Purpose: We aimed to characterize prevalence, change, predictors, and correlates of psychopathology and associations with weight loss in adolescents with severe obesity 24 months after weight loss surgery (WLS) utilizing a controlled multisite sample design.
Methods: Adolescents undergoing WLS (n = 139) and nonsurgical comparisons with severe obesity (NSComp; n = 83) completed validated questionnaires assessing psychopathology and potential predictors and correlates at presurgery/baseline and 24 months postoperatively/follow-up.
Results: At 24 months, 34.7% of WLS and 37.7% of nonsurgical comparisons were categorized as "symptomatic" (Youth Self-Report ≥ borderline on at least one DSM scale). The majority maintained their symptomatic or nonsymptomatic status from baseline to 24 months postbaseline. Remission of symptoms was more common than the development of new symptomatology at 24 months. Beyond demographics, separate models of baseline predictors and concurrent correlates of 24-month psychopathology identified baseline psychopathology and loss of control (LOC) eating as significant.
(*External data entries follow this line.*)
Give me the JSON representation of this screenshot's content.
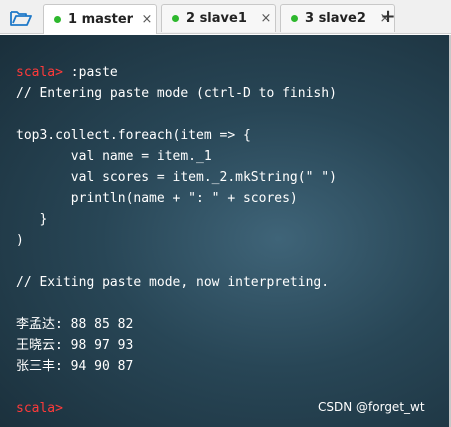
{
  "tabs": [
    {
      "label": "1 master",
      "status_color": "#2eb82e",
      "active": true
    },
    {
      "label": "2 slave1",
      "status_color": "#2eb82e",
      "active": false
    },
    {
      "label": "3 slave2",
      "status_color": "#2eb82e",
      "active": false
    }
  ],
  "close_glyph": "×",
  "new_tab_glyph": "+",
  "terminal": {
    "prompt": "scala>",
    "lines": {
      "cmd": " :paste",
      "l2": "// Entering paste mode (ctrl-D to finish)",
      "l4": "top3.collect.foreach(item => {",
      "l5": "       val name = item._1",
      "l6": "       val scores = item._2.mkString(\" \")",
      "l7": "       println(name + \": \" + scores)",
      "l8": "   }",
      "l9": ")",
      "l11": "// Exiting paste mode, now interpreting.",
      "r1": "李孟达: 88 85 82",
      "r2": "王晓云: 98 97 93",
      "r3": "张三丰: 94 90 87"
    }
  },
  "watermark": "CSDN @forget_wt",
  "colors": {
    "prompt": "#ff3a3a",
    "text": "#ffffff",
    "terminal_bg": "#284656",
    "status_dot": "#2eb82e"
  },
  "icons": {
    "folder": "folder-open-icon",
    "close": "close-icon",
    "add": "plus-icon"
  }
}
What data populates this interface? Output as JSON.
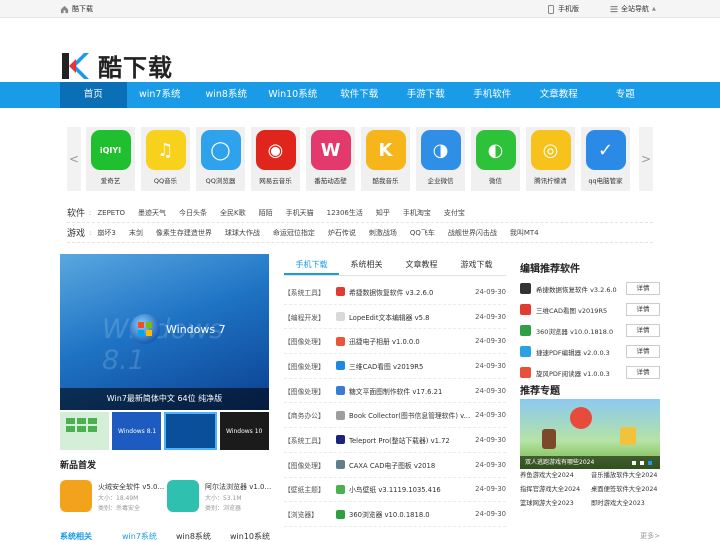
{
  "topbar": {
    "home_label": "酷下载",
    "mobile_label": "手机版",
    "sitenav_label": "全站导航"
  },
  "logo": {
    "text": "酷下载"
  },
  "nav": {
    "items": [
      "首页",
      "win7系统",
      "win8系统",
      "Win10系统",
      "软件下载",
      "手游下载",
      "手机软件",
      "文章教程",
      "专题"
    ]
  },
  "apps": [
    {
      "name": "爱奇艺",
      "color": "#1fbf2f",
      "icon": "iqiyi-icon",
      "glyph": "iQIYI"
    },
    {
      "name": "QQ音乐",
      "color": "#f7d11b",
      "icon": "music-icon",
      "glyph": "♫"
    },
    {
      "name": "QQ浏览器",
      "color": "#2fa2ec",
      "icon": "browser-icon",
      "glyph": "◯"
    },
    {
      "name": "网易云音乐",
      "color": "#e0261c",
      "icon": "netease-music-icon",
      "glyph": "◉"
    },
    {
      "name": "番茄动态壁",
      "color": "#e3396c",
      "icon": "tomato-wallpaper-icon",
      "glyph": "W"
    },
    {
      "name": "酷我音乐",
      "color": "#f7b51c",
      "icon": "kuwo-icon",
      "glyph": "K"
    },
    {
      "name": "企业微信",
      "color": "#2f8ee5",
      "icon": "wecom-icon",
      "glyph": "◑"
    },
    {
      "name": "微信",
      "color": "#2ec13a",
      "icon": "wechat-icon",
      "glyph": "◐"
    },
    {
      "name": "腾讯柠檬清",
      "color": "#f7c21b",
      "icon": "lemon-icon",
      "glyph": "◎"
    },
    {
      "name": "qq电脑管家",
      "color": "#2b8ae6",
      "icon": "qq-guard-icon",
      "glyph": "✓"
    }
  ],
  "tags": {
    "software_label": "软件",
    "software": [
      "ZEPETO",
      "墨迹天气",
      "今日头条",
      "全民K歌",
      "陌陌",
      "手机天猫",
      "12306生活",
      "知乎",
      "手机淘宝",
      "支付宝"
    ],
    "game_label": "游戏",
    "game": [
      "崩坏3",
      "末剑",
      "像素生存建造世界",
      "球球大作战",
      "命运冠位指定",
      "炉石传说",
      "刺激战场",
      "QQ飞车",
      "战舰世界闪击战",
      "我叫MT4"
    ]
  },
  "hero": {
    "caption": "Win7最新简体中文 64位 纯净版",
    "win_label": "Windows 7",
    "ghost": "Windows 8.1"
  },
  "thumbs": [
    {
      "label": ""
    },
    {
      "label": "Windows 8.1"
    },
    {
      "label": ""
    },
    {
      "label": "Windows 10"
    }
  ],
  "newfirst": {
    "title": "新品首发",
    "items": [
      {
        "title": "火绒安全软件 v5.0...",
        "size": "大小：18.49M",
        "cat": "类别：杀毒安全",
        "color": "#f3a21b"
      },
      {
        "title": "阿尔法浏览器 v1.0...",
        "size": "大小：53.1M",
        "cat": "类别：浏览器",
        "color": "#2fc0b0"
      }
    ]
  },
  "tabs": [
    "手机下载",
    "系统相关",
    "文章教程",
    "游戏下载"
  ],
  "software_list": [
    {
      "cat": "【系统工具】",
      "name": "希捷数据恢复软件 v3.2.6.0",
      "date": "24-09-30",
      "color": "#e03c31"
    },
    {
      "cat": "【编程开发】",
      "name": "LopeEdit文本编辑器 v5.8",
      "date": "24-09-30",
      "color": "#d9d9d9"
    },
    {
      "cat": "【图像处理】",
      "name": "迅捷电子相册 v1.0.0.0",
      "date": "24-09-30",
      "color": "#e8563a"
    },
    {
      "cat": "【图像处理】",
      "name": "三维CAD看图 v2019R5",
      "date": "24-09-30",
      "color": "#1e88e5"
    },
    {
      "cat": "【图像处理】",
      "name": "糖文平面图制作软件 v17.6.21",
      "date": "24-09-30",
      "color": "#3a7bd5"
    },
    {
      "cat": "【商务办公】",
      "name": "Book Collector(图书信息管理软件) v...",
      "date": "24-09-30",
      "color": "#9e9e9e"
    },
    {
      "cat": "【系统工具】",
      "name": "Teleport Pro(整站下载器) v1.72",
      "date": "24-09-30",
      "color": "#1a237e"
    },
    {
      "cat": "【图像处理】",
      "name": "CAXA CAD电子图板 v2018",
      "date": "24-09-30",
      "color": "#607d8b"
    },
    {
      "cat": "【壁纸主题】",
      "name": "小鸟壁纸 v3.1119.1035.416",
      "date": "24-09-30",
      "color": "#4caf50"
    },
    {
      "cat": "【浏览器】",
      "name": "360浏览器 v10.0.1818.0",
      "date": "24-09-30",
      "color": "#2ea043"
    }
  ],
  "editor": {
    "title": "编辑推荐软件",
    "button_label": "详情",
    "items": [
      {
        "name": "希捷数据恢复软件 v3.2.6.0",
        "color": "#333"
      },
      {
        "name": "三维CAD看图 v2019R5",
        "color": "#e03c31"
      },
      {
        "name": "360浏览器 v10.0.1818.0",
        "color": "#2ea043"
      },
      {
        "name": "捷速PDF编辑器 v2.0.0.3",
        "color": "#29a3e0"
      },
      {
        "name": "旋风PDF阅读器 v1.0.0.3",
        "color": "#e8503a"
      }
    ]
  },
  "topic": {
    "title": "推荐专题",
    "banner_caption": "双人逃跑游戏有哪些2024",
    "links": [
      "养鱼游戏大全2024",
      "音乐播放软件大全2024",
      "指挥官游戏大全2024",
      "桌面便签软件大全2024",
      "篮球网游大全2023",
      "即时游戏大全2023"
    ]
  },
  "bottom": {
    "title": "系统相关",
    "tabs": [
      "win7系统",
      "win8系统",
      "win10系统"
    ],
    "more": "更多>"
  }
}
Alcohol use disorder (AUD) and LOC eating emerged as correlates in the concurrent model. For the WLS group, preoperative, postoperative, and change in symptomatology were not related to 24-month percent weight loss.
Conclusions: At 2 years, approximately one in three adolescents were symptomatic with psychopathology. Maintenance of symptomatic/nonsymptomatic status over time or remission was more common than new incidence. Although symptomatology was not predictive of surgical weight loss outcomes at 2 years, preoperative psychopathology and several other predictors (LOC eating) and correlates (LOC eating, AUD) emerged as signals for persistent mental health risks, underscoring the importance of pre- and postoperative psychosocial monitoring and the availability of adjunctive intervention resources.
Keywords: Adolescent; Bariatric surgery; Psychopathology; Young adult.
Copyright © 2018 The Society for Adolescent Health and Medicine. Published by Elsevier Inc. All rights reserved.